This morning, the House Committee on Appropriations Subcommittee on Labor, Health and Human Services, Education, and Related Agencies passed the Fiscal Year 2010 appropriations bill and in doing so eliminated traditional sources of abstinence-only-until marriage programs and a ban on syringe exchange for HIV prevention among users of intravenous drugs. The full scope of changes is still, however, being analyzed.
Steven Waldman proposes the following hypothetical situation: more premarital sex and fewer abortions. Would pro-lifers accept this trade-off?
Yesterday, the White House confirmed that under its plan to fund teen pregnancy prevention programs through community and faith-based programs, “some abstinence-only education could qualify.”
Obama’s 2010 budget gets us on the road to comprehensive sexuality education. But it will be up to advocates, Congress, and the agencies administering funds to get us all the way to there.
We keep telling teens to be responsible. But to whom are the politicians, corporate do-gooders and celeb-vocates concerned about teen pregnancy responsible and for what?
Kansas AG blames economy for uptick in domestic violence; North Carolina House passes sex ed bill; undercover at a crisis pregnancy center; from “pro-life feminist to pro-choice mama.”
An article at the Heritage Foundation offers twelve administration policies that "undermine civil society."

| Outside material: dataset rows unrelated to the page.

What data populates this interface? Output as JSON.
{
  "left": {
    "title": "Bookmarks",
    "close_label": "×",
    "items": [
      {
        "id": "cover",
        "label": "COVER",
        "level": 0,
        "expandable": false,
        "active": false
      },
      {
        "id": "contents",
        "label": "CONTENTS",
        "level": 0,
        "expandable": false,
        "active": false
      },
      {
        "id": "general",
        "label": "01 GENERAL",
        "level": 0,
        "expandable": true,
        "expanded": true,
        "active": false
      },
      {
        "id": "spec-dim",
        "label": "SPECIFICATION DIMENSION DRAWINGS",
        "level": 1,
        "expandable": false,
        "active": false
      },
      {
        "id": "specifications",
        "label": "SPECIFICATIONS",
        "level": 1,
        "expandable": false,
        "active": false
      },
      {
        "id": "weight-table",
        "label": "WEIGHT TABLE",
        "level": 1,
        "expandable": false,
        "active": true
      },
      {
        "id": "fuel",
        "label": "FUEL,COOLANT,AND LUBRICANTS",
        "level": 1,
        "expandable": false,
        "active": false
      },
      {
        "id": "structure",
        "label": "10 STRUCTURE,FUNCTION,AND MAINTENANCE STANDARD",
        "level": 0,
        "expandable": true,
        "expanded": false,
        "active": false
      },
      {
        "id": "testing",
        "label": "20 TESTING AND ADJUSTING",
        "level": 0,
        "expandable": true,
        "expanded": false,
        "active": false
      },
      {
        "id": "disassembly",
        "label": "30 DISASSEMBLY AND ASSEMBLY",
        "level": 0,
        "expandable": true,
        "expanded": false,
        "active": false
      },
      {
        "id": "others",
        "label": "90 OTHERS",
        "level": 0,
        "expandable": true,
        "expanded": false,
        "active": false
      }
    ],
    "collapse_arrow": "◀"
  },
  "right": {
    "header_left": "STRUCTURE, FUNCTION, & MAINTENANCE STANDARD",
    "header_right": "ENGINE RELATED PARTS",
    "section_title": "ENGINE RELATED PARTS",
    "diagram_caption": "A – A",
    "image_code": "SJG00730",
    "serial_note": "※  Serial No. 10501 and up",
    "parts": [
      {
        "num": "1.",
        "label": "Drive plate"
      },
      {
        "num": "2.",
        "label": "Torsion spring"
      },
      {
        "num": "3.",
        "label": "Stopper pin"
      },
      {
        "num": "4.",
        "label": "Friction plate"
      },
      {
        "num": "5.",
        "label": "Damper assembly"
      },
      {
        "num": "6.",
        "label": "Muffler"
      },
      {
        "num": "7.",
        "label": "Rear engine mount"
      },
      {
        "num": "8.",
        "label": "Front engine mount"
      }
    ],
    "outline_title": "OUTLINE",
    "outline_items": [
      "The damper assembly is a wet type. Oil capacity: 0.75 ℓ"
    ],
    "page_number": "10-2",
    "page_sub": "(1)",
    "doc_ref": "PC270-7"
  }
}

As amusing as the Sarah Palin family circus may seem to gleeful liberals, there is something sad about it too. How many lives have been ruined by the kind of high-minded, impractical approach to sex that Sarah Palin’s party pushed?
“Abstinence-plus” under consideration in Texas; North Dakota Senate Committee votes down “egg-as-person;” Population Connection staffer becomes abstinence educator; Obama’s nominees face Republican opposition; rank-and-file Catholics share views of non-Catholics; CatholicVote.org looks to viral videos.
Luckily, Barack Obama’s budget left out Title V funding for
abstinence-only education, and now the right wing is up in arms. And it’s going to the Senate Budget Committee today, so now it’s our turn to speak up.